**What you should do**
Report every line of the records that contains the word "프로젝트".

**Stored data**

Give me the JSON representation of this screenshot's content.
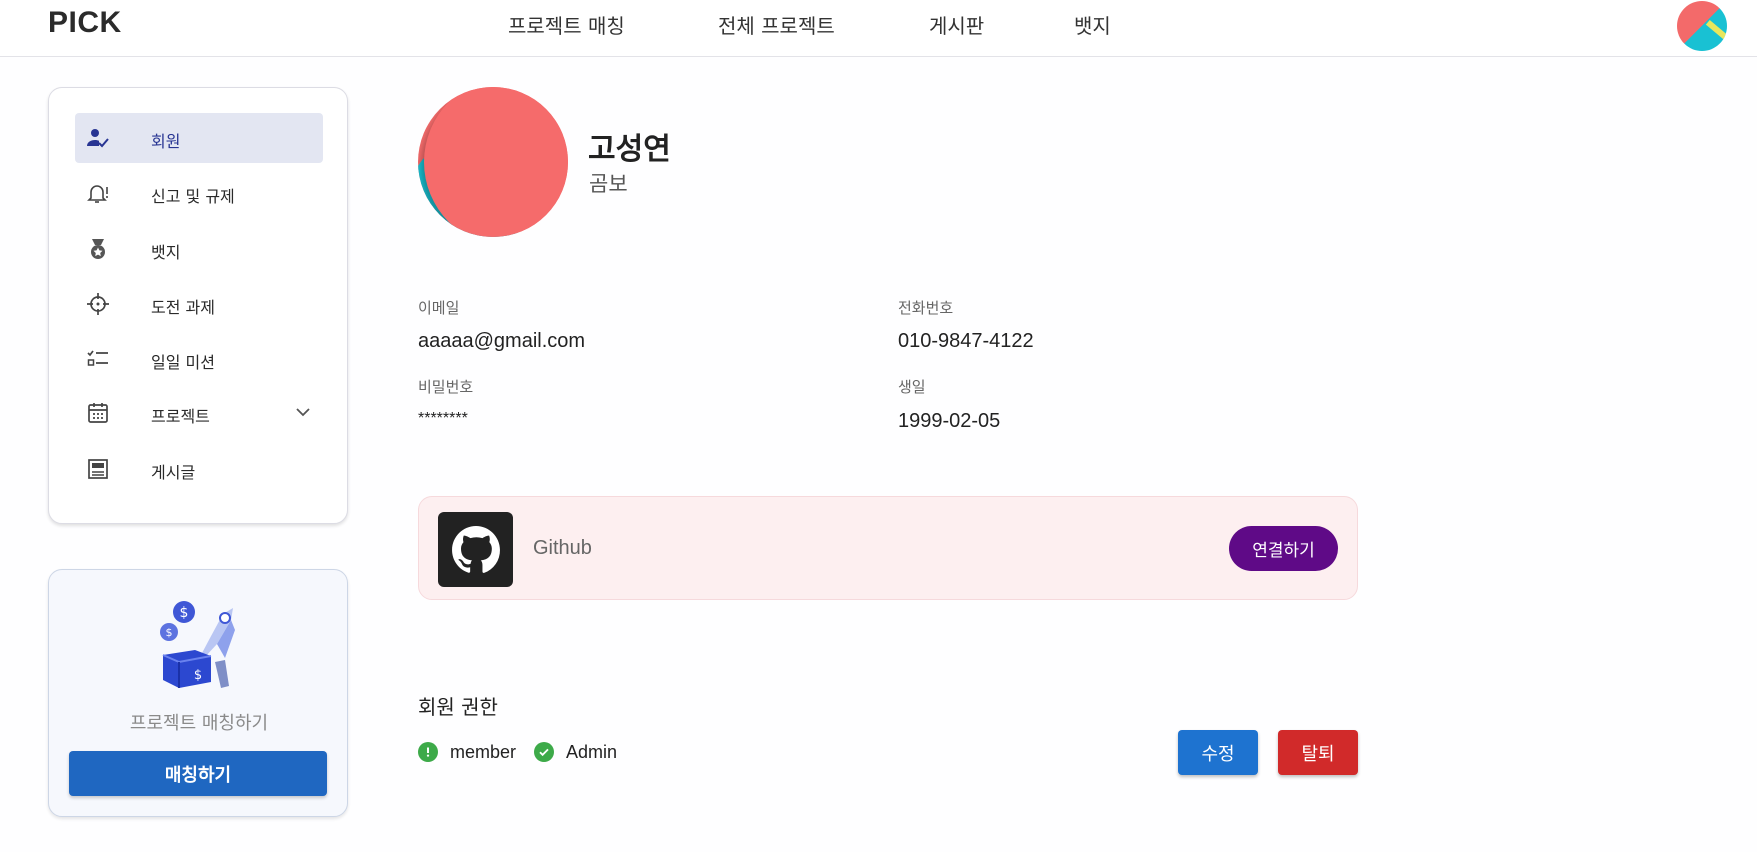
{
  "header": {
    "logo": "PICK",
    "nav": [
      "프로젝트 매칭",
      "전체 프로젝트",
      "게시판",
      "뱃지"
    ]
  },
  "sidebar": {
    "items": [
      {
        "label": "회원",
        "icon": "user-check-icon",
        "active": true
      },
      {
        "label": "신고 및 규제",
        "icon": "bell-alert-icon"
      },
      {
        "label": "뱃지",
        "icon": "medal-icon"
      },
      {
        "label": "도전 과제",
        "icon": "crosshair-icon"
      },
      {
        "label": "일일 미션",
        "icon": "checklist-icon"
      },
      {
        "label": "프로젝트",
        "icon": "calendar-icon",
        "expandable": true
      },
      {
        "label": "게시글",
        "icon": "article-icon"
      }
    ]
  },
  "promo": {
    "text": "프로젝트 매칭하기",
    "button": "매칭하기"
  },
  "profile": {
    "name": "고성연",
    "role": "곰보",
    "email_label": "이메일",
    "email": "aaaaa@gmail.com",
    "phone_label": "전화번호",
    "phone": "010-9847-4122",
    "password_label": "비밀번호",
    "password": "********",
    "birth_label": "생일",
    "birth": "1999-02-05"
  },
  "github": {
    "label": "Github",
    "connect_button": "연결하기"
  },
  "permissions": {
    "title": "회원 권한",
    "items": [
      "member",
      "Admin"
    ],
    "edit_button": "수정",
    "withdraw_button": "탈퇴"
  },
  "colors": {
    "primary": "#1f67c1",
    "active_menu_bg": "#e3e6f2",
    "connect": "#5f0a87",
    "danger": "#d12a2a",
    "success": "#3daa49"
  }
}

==

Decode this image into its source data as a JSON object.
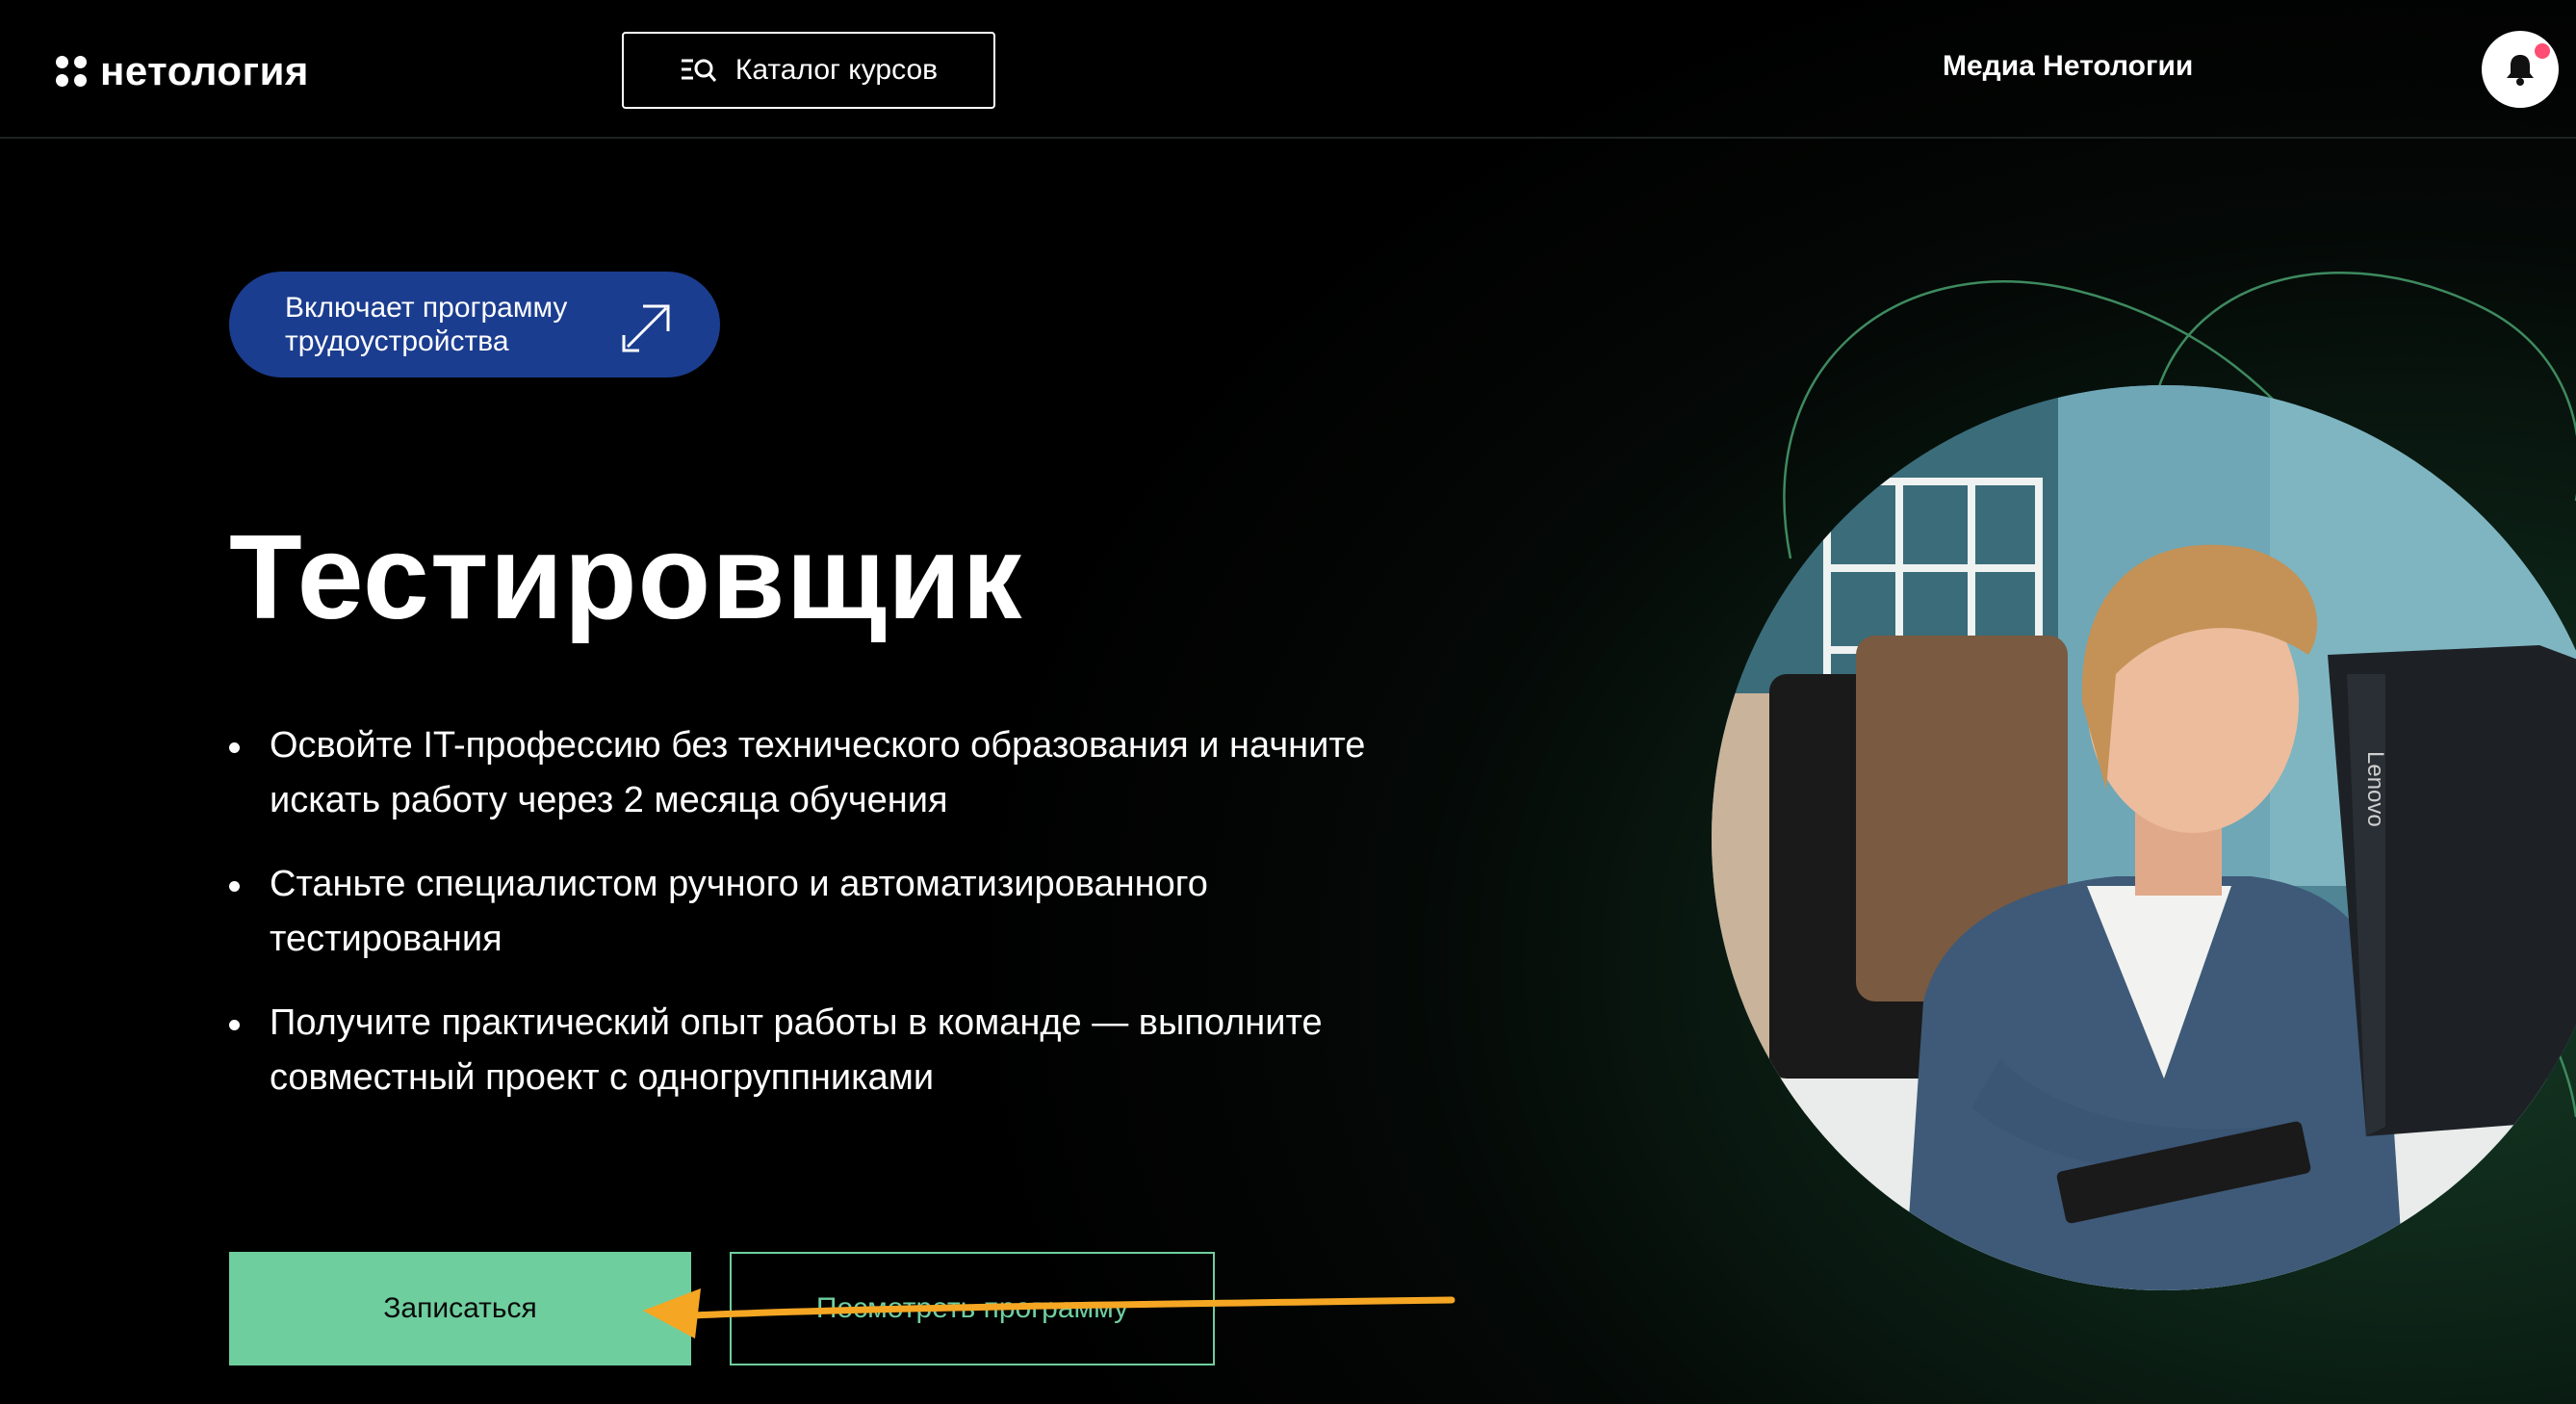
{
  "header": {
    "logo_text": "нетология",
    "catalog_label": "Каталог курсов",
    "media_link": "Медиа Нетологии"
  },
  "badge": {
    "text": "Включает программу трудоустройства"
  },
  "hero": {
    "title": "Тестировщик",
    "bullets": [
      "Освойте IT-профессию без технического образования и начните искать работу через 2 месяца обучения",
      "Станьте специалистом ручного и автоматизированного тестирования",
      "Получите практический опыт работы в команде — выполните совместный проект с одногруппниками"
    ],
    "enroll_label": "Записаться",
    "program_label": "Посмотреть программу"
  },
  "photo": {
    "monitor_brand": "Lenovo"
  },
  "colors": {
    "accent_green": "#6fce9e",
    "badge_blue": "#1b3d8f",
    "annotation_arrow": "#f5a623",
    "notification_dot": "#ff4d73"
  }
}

**Result of this task**
      "프로젝트 매칭",
      "전체 프로젝트",
        "label": "프로젝트",
    "text": "프로젝트 매칭하기",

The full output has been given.